My dad and my uncle are both professional software engineers and during all this time they designed and built amazing systems for a range of companies, many are household names. During most of this time, these system were built on Unix system however, the price of these were way outside the reach of a household income. One of the highlights of my teens was to go to the Met Office and get to get up close to the Met Office Cray C90.

At Glasgow I spent three wonderful years learning a wide range of topics covering the hardware to the software that makes up a modern computer systems and getting the chance to use and program many Windows, Apple Mac (pre OSX) and Unix systems from Sun, Digital Equipment Corporation, Silicon Graphics and NeXT.

After leaving University I got a job for BT Syntegra where my professional software career began and like lots of people working in the UK IT industry, I progressed through Office development using VBA, building VB6 winform applications and while this was fun, I jumped at the chance to adopt .NET from beta 2 and J2EE 0.something on Sun-Netscape's iPlanet Application Server during the .com boom.

During all of this time, while I have interacted and used lots of non-Microsoft technologies, 95% of the time I have dedicated myself to learning as much as I could about the Microsoft ecosystem and during all of this time it was right space to be in to have a strong value in the UK job market.

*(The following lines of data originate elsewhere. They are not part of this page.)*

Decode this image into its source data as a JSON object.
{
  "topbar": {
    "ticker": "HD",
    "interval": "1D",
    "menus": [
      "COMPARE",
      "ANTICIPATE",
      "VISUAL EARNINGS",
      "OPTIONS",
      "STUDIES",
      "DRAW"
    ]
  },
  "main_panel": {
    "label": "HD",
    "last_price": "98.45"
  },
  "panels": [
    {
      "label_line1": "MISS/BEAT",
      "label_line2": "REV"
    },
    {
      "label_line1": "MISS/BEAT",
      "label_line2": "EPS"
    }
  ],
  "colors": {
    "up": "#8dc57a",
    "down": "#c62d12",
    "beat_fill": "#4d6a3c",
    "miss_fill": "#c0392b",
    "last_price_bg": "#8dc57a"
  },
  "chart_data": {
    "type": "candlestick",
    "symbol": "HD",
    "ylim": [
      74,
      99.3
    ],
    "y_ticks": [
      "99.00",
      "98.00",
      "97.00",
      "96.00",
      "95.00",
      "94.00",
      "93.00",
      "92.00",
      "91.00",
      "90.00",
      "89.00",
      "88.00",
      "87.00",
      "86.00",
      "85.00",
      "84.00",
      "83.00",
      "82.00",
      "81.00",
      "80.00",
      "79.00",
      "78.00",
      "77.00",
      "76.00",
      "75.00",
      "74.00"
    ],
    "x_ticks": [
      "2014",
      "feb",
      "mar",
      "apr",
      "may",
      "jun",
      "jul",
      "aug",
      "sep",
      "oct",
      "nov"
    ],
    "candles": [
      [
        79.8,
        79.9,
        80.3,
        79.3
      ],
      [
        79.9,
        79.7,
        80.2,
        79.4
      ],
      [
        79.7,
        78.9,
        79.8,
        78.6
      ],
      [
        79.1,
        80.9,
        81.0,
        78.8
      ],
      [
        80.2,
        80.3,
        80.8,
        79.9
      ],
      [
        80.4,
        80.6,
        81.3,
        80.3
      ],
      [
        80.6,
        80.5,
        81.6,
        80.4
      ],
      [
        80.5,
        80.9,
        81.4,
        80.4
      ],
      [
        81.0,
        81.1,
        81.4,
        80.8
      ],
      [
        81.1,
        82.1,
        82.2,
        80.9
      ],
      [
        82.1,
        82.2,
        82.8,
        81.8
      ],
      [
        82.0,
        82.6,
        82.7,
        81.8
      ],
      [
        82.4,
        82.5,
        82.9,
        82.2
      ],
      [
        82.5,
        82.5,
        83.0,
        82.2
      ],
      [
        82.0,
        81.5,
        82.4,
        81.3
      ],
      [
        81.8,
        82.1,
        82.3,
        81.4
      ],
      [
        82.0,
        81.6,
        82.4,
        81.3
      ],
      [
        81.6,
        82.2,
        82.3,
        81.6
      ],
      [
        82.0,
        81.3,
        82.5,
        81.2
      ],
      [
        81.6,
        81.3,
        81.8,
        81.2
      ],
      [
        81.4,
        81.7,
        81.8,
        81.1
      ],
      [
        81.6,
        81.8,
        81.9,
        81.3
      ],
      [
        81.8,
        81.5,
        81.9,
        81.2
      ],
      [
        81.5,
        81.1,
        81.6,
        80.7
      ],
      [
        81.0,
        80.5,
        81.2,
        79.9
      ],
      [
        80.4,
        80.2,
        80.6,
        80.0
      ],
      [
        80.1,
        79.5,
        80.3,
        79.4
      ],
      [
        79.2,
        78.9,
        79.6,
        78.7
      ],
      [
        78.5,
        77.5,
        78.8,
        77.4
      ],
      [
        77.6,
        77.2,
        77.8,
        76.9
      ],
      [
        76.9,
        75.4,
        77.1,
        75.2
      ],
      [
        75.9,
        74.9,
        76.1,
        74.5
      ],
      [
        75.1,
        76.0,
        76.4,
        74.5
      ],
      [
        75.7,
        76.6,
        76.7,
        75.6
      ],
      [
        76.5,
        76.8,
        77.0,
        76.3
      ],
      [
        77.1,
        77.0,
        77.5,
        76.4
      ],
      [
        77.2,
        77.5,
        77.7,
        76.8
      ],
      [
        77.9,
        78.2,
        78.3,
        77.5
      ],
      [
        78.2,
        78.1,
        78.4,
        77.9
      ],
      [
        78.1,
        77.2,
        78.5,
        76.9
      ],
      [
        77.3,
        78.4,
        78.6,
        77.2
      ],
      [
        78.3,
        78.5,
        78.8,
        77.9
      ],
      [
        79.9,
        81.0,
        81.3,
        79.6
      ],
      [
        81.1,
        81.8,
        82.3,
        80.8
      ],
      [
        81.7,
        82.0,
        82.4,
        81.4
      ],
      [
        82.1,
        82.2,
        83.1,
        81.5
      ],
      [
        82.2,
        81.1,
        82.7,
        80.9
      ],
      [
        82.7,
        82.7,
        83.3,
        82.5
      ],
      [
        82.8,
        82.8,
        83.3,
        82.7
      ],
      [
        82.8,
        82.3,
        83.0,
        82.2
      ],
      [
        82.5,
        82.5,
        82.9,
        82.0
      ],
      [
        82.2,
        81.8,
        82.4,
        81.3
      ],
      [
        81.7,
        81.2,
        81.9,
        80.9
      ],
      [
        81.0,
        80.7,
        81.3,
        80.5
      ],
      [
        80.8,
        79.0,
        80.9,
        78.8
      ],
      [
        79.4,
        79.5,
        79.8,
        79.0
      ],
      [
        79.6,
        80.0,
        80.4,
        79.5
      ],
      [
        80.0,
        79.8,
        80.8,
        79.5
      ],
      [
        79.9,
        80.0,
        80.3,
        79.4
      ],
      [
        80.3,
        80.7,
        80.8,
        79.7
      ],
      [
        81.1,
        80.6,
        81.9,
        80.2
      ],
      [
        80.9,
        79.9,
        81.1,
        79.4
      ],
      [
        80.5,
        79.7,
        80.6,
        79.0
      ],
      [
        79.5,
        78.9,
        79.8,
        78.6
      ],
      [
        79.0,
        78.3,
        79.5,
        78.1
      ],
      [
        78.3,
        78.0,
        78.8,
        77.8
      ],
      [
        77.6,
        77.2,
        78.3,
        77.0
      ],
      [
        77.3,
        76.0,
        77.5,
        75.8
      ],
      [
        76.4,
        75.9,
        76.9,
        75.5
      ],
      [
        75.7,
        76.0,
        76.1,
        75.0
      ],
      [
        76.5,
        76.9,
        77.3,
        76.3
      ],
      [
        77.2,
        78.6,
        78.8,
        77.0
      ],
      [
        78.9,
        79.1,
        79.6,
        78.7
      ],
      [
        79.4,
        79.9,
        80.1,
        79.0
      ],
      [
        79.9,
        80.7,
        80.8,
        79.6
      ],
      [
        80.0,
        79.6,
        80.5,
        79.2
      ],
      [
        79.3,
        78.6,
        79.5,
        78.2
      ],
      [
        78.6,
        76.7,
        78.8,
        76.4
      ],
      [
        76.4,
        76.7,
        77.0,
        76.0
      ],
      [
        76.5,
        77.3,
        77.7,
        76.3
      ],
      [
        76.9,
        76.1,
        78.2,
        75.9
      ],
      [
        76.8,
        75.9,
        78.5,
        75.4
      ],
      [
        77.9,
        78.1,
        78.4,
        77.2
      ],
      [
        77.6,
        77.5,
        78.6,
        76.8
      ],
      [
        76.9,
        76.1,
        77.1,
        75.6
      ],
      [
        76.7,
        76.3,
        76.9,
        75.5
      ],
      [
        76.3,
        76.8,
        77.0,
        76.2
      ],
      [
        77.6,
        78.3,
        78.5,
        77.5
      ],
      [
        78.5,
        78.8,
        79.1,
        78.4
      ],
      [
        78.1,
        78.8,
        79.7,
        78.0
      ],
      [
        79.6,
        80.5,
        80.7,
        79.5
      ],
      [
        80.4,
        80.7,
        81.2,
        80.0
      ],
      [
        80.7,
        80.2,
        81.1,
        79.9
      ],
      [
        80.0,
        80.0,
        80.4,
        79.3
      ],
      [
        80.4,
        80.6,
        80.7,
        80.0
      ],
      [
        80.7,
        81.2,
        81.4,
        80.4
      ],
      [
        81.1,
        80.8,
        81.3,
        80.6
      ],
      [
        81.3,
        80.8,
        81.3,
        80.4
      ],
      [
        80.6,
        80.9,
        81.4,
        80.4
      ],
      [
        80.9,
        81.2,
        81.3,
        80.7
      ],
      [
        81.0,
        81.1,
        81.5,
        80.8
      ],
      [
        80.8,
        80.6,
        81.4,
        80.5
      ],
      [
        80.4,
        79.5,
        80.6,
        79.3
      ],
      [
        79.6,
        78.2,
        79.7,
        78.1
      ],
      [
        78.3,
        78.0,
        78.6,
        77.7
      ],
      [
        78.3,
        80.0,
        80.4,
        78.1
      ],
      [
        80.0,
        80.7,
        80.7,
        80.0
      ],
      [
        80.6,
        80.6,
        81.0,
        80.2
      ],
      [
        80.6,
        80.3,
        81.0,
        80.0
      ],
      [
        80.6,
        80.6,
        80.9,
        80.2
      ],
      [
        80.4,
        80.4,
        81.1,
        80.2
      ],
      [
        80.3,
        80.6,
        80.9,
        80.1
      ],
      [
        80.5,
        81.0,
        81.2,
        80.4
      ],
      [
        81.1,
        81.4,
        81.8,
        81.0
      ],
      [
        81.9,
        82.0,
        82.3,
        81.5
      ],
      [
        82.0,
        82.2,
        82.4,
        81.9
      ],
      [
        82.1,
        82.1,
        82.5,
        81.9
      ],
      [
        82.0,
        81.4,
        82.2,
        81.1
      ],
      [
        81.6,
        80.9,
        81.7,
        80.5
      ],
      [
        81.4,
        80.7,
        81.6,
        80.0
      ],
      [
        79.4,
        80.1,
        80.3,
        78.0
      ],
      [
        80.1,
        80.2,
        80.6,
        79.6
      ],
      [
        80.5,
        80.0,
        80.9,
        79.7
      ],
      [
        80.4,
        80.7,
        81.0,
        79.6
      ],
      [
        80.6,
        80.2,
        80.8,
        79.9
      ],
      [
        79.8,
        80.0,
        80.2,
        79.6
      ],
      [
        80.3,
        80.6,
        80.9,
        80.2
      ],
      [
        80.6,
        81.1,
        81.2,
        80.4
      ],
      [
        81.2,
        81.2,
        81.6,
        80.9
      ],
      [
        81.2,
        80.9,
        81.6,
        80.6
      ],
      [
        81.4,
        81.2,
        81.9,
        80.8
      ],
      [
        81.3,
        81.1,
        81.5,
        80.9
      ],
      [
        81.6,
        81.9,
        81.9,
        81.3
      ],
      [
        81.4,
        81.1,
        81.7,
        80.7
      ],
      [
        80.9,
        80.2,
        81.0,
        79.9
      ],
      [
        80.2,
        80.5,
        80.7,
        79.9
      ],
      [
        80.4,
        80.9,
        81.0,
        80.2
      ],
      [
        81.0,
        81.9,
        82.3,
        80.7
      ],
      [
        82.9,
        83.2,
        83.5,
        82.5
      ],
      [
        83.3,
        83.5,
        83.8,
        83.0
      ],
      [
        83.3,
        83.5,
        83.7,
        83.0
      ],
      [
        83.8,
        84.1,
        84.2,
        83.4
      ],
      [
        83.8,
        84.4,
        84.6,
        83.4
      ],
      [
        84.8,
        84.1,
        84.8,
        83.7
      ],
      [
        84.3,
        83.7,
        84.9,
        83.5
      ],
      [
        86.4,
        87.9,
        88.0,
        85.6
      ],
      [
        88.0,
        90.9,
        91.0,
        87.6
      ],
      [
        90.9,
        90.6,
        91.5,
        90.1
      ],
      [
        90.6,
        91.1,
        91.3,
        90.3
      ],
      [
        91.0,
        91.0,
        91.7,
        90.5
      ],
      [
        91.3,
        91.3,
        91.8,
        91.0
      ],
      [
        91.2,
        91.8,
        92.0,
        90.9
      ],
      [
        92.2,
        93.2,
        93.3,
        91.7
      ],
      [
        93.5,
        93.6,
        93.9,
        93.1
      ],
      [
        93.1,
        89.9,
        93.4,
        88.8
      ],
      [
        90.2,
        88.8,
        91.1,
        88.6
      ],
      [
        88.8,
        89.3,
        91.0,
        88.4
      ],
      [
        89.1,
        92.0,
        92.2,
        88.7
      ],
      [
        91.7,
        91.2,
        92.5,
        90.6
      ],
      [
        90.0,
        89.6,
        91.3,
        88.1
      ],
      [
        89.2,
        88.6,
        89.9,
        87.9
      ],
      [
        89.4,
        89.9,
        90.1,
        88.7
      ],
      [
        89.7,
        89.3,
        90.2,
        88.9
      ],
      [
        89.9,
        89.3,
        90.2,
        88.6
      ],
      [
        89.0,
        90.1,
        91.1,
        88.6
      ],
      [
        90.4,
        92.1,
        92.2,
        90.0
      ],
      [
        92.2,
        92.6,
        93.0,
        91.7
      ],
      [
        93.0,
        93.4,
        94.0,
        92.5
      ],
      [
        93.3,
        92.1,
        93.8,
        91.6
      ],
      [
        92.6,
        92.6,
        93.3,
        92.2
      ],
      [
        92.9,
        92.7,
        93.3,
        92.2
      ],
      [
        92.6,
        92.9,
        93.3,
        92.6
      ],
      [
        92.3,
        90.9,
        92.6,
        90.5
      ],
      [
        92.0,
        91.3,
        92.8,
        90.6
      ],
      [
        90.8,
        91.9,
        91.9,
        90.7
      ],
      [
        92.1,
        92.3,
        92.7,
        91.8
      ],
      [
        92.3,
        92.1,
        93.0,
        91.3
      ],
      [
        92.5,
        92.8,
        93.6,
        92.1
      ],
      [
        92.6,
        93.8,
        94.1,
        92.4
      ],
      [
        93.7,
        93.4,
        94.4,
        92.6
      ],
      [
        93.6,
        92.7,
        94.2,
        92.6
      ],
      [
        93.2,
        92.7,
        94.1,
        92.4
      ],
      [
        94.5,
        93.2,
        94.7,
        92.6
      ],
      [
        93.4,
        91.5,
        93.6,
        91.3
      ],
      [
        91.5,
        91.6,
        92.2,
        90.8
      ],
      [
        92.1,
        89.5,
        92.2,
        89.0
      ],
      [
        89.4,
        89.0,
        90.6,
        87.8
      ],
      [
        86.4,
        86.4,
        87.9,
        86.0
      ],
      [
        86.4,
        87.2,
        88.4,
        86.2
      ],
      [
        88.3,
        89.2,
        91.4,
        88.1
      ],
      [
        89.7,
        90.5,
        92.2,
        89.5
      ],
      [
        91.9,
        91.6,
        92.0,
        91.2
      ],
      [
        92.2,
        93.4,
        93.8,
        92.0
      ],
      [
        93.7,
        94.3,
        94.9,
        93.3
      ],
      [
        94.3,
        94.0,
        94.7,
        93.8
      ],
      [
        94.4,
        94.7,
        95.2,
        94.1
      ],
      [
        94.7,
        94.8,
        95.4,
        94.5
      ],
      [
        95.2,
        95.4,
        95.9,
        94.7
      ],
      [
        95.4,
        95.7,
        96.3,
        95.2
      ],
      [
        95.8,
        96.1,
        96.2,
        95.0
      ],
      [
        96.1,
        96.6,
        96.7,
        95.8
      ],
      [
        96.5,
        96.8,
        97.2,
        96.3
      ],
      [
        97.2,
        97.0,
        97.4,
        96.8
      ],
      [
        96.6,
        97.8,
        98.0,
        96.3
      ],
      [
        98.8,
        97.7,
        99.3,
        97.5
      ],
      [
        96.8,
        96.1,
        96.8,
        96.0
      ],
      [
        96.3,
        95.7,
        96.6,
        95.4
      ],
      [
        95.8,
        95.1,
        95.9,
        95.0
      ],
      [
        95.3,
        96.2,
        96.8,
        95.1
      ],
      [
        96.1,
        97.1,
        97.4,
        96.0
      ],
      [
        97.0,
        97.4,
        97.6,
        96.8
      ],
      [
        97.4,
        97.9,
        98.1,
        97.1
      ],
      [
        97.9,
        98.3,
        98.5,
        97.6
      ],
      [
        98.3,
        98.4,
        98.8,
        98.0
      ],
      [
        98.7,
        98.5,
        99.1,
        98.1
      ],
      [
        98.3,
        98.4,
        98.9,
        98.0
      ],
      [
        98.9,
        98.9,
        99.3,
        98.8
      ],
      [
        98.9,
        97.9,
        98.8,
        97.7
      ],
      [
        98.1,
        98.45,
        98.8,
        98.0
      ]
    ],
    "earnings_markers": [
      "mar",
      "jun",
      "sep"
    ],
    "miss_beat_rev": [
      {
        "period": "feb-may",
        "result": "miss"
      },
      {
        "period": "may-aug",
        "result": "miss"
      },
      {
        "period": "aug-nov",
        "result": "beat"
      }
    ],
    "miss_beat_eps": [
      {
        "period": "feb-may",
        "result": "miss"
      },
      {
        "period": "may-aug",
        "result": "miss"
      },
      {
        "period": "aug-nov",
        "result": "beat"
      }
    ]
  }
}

Four years ago I bought my first Apple MacBook Pro 17, the machine that I am writing this blog post on. I love this computer however, if I am being honest I have used it as a beautiful Wintel PC. However this is coming to an end as my focus turns to becoming a true cloud expert, leveraging modern continuous delivery and development techniques all built on the LAMP stack.